Listed entries:
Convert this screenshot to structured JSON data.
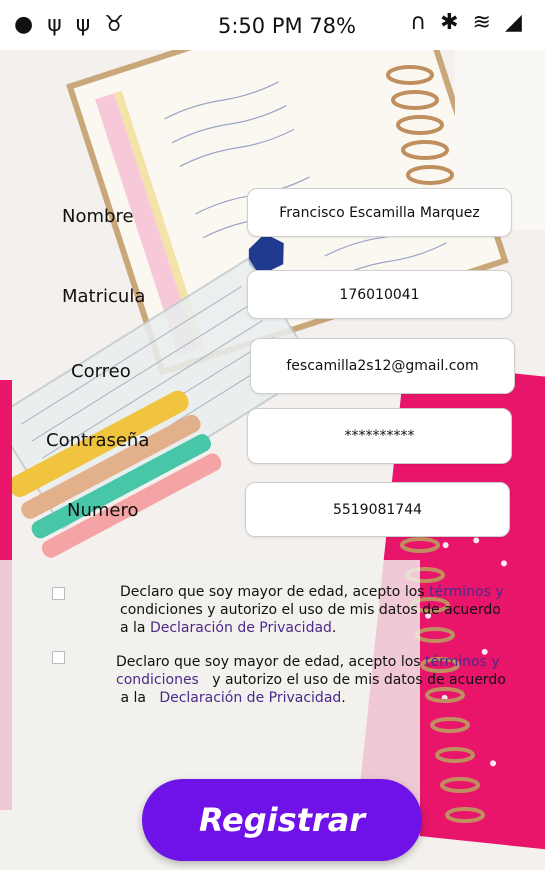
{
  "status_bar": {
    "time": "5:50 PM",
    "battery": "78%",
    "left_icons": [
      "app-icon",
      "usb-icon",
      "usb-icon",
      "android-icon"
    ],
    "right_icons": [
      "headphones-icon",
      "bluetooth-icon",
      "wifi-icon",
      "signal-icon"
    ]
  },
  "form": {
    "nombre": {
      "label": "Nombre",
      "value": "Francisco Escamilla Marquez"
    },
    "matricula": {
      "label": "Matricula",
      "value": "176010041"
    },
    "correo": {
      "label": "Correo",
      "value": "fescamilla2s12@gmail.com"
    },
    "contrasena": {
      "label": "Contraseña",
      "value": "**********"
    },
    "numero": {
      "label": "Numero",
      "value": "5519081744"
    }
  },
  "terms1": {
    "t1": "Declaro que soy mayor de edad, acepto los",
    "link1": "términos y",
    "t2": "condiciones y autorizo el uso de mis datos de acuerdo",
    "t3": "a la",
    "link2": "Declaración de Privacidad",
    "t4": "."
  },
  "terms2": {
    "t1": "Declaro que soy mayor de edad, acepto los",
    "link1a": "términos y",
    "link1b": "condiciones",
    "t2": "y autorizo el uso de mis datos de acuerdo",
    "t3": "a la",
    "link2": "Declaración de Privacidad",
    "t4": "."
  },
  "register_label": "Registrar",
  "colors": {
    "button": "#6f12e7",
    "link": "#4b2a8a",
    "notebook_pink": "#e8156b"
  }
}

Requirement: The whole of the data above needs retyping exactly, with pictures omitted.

Solution for this problem:
Convert this screenshot to structured JSON data.
{
  "status_bar": {
    "time": "5:50 PM",
    "battery": "78%",
    "left_icons": [
      "app-icon",
      "usb-icon",
      "usb-icon",
      "android-icon"
    ],
    "right_icons": [
      "headphones-icon",
      "bluetooth-icon",
      "wifi-icon",
      "signal-icon"
    ]
  },
  "form": {
    "nombre": {
      "label": "Nombre",
      "value": "Francisco Escamilla Marquez"
    },
    "matricula": {
      "label": "Matricula",
      "value": "176010041"
    },
    "correo": {
      "label": "Correo",
      "value": "fescamilla2s12@gmail.com"
    },
    "contrasena": {
      "label": "Contraseña",
      "value": "**********"
    },
    "numero": {
      "label": "Numero",
      "value": "5519081744"
    }
  },
  "terms1": {
    "t1": "Declaro que soy mayor de edad, acepto los",
    "link1": "términos y",
    "t2": "condiciones y autorizo el uso de mis datos de acuerdo",
    "t3": "a la",
    "link2": "Declaración de Privacidad",
    "t4": "."
  },
  "terms2": {
    "t1": "Declaro que soy mayor de edad, acepto los",
    "link1a": "términos y",
    "link1b": "condiciones",
    "t2": "y autorizo el uso de mis datos de acuerdo",
    "t3": "a la",
    "link2": "Declaración de Privacidad",
    "t4": "."
  },
  "register_label": "Registrar",
  "colors": {
    "button": "#6f12e7",
    "link": "#4b2a8a",
    "notebook_pink": "#e8156b"
  }
}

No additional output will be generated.